Important facts about Breast Cancer
- Breast cancer screening programmes have not reduced breast cancer mortality rates.
- For the vast majority of women, the lifetime risk of dying from breast cancer is about 3%-4%.
- Women have more than a 50% chance of surviving breast cancer once it is diagnosed.
For more information on the failure of breast cancer screening programmes to reduce the mortality rate read Mammography Screening: Truth, Lies and Controversy, by Peter Gotzsche. Radcliffe Publishing 2012.
Important facts about Breast Cancer screening
If 2000 women are screened regularly for 10 years:
- 1 woman will avoid dying from breast cancer
- 10 healthy women, who would not have been diagnosed without screening, will have breast cancer diagnosed and be treated unnecessarily:
- 4 of these women will have a breast removed,
- 6 will receive breast conserving surgery,
- and most will receive radiotherapy;
- 1800 will be alive after 10 years; without screening 1799 will be alive.
Of 2000 women (in Europe) who participate in 10 rounds of screening:
- 500 will be recalled for additional investigations because cancer is suspected;
- about 125 will have a biopsy
- 200 will experience psychological distress for several months related to a false positive finding.
Screening can provide false reassurance. Up to 50% of cancers among women in screening programmes are detected between two screening rounds, and these interval cancers are the most dangerous. Mammography is painful for about a third of women.
The information above is contained in a pamphlet that provides accurate information on the benefits and risks of breast cancer screening and can be accessed at: https://nordic.cochrane.org/sites/nordic.cochrane.org/files/public/uploads/images/mammography/mammography-leaflet.pdf

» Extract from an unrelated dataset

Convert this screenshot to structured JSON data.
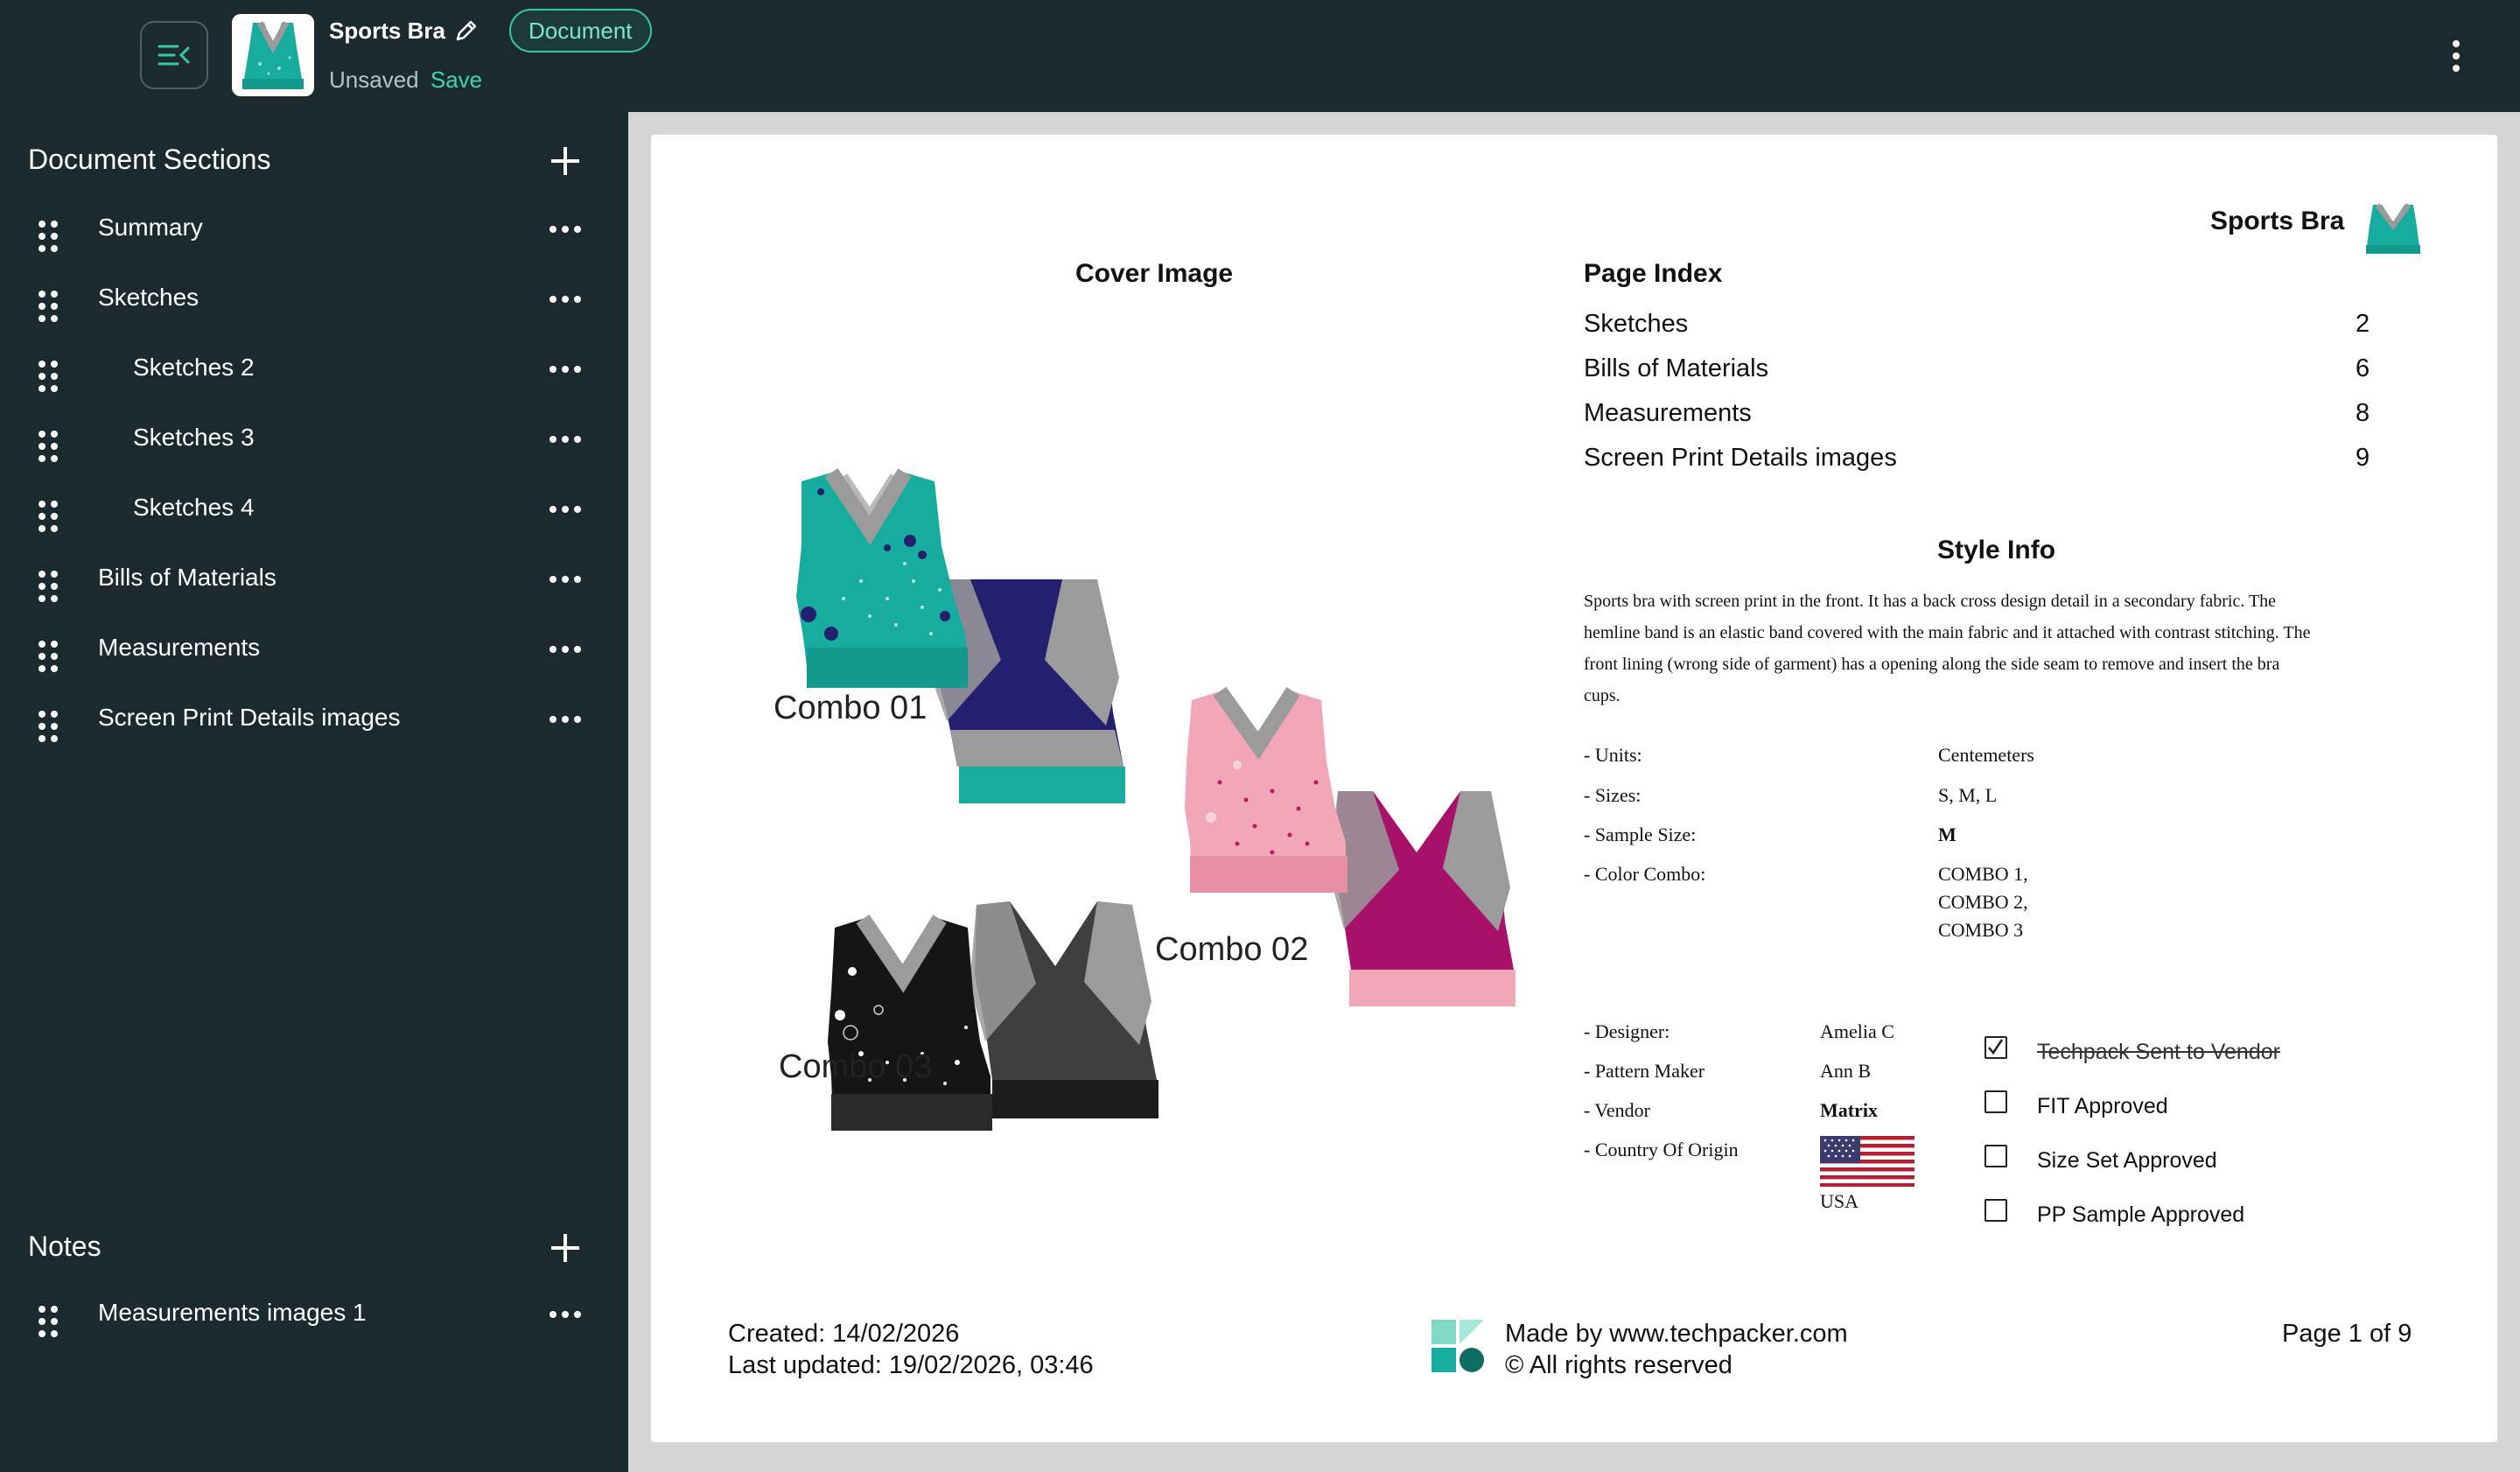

At the beginning of 2013, leading American cancer scientists called for a set of changes to deal with the problem of over-diagnosis and overtreatment caused by cancer screening.
More from Auckland Women’s Health Council:
More trouble with BreastScreen Aotearoa
Important Issues in Cancer Screening
The Causes and Prevention of Breast Cancer
The Breast Cancer Genes
Rethinking Breast Cancer Treatment